  02/01/13 - Reformatted web page.


Body Buck

In order to make it easier to work on the body, I decided to build a body buck.  First steps was to lay out the various attach points for the finished buck so I could derive the necessary measurements for the buck.  I have four attach points, the two pictured above and two in the trunk area just forward of the fuel tank.

After about 3 hours work and $100 of steel tubing, this is the result.

Now the body is at working height and is easily moved around the shop.  Since I plan to have the body finished off the frame, this buck is even more necessary so I can transport the body to and from the painter.


In preparation for installing the headlights, I installed replacement HID bulbs and receptacles.  The old style headlights provide barely adequate lighting at night.  The bulb and receptacle are drop-in replacements so it's a no-brainer.

To aid in marking and cutting the hole, I first sanded the area flat and I scuffed up the gelcoat.  I then layed out a circle in the center of the opening that matched the diameter of the headlight housing.

I cut the circle out with a sabre saw and then marked the indentations for the fixture.  I used my Dremel tool with a grinding bit to cut out these areas.

The light fixture fit right in.  It it held on with self-tapping screws into the fiberglass.  Make sure to drill a pilot hole first otherwise the screw will crack the fiberglass as it goes in.  Also, I only installed three of the eight screws for now and will wait until final assembly to install all of them.

Running Lights

To get the tail lights centered in their opening, I first sanded the area flat.  I laid out a circle the approximate size of the light fixture and used it to find the location of the center hole.

Using a hole saw, I drilled out the opening for the fixture itself.

From there it is a simple process of mounting the fixtures using self tapping screws and re-attaching the lenses using the rubber mounting flanges.  The front lights are mounted in exactly the same manner.

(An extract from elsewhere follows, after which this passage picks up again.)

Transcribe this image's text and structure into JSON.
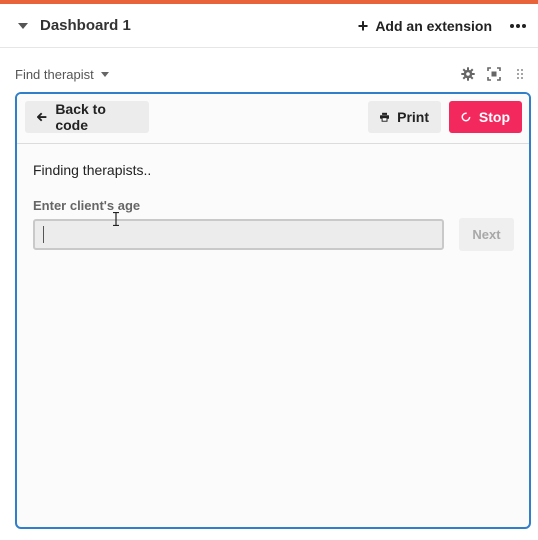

Hood Scoop

While fitting the body and positioning the radiator, the scoop was fitted.  I cut the front opening roughly and used it to see inside to position the hood.

I determined that my engine sits too high and that the inner liner of the hood interferes with the air filter.  I cut the inner liner out from around the scoop area to get an initial fit. 

I filled the corners with micro-filler and applied one layer of fiberglass cloth to the scoop to hold the inner and outer liners together.  The body guy will finish this up during the paint process.

Next step is to install the floor pans into the cockpit area of the body.  That work begins on the next page.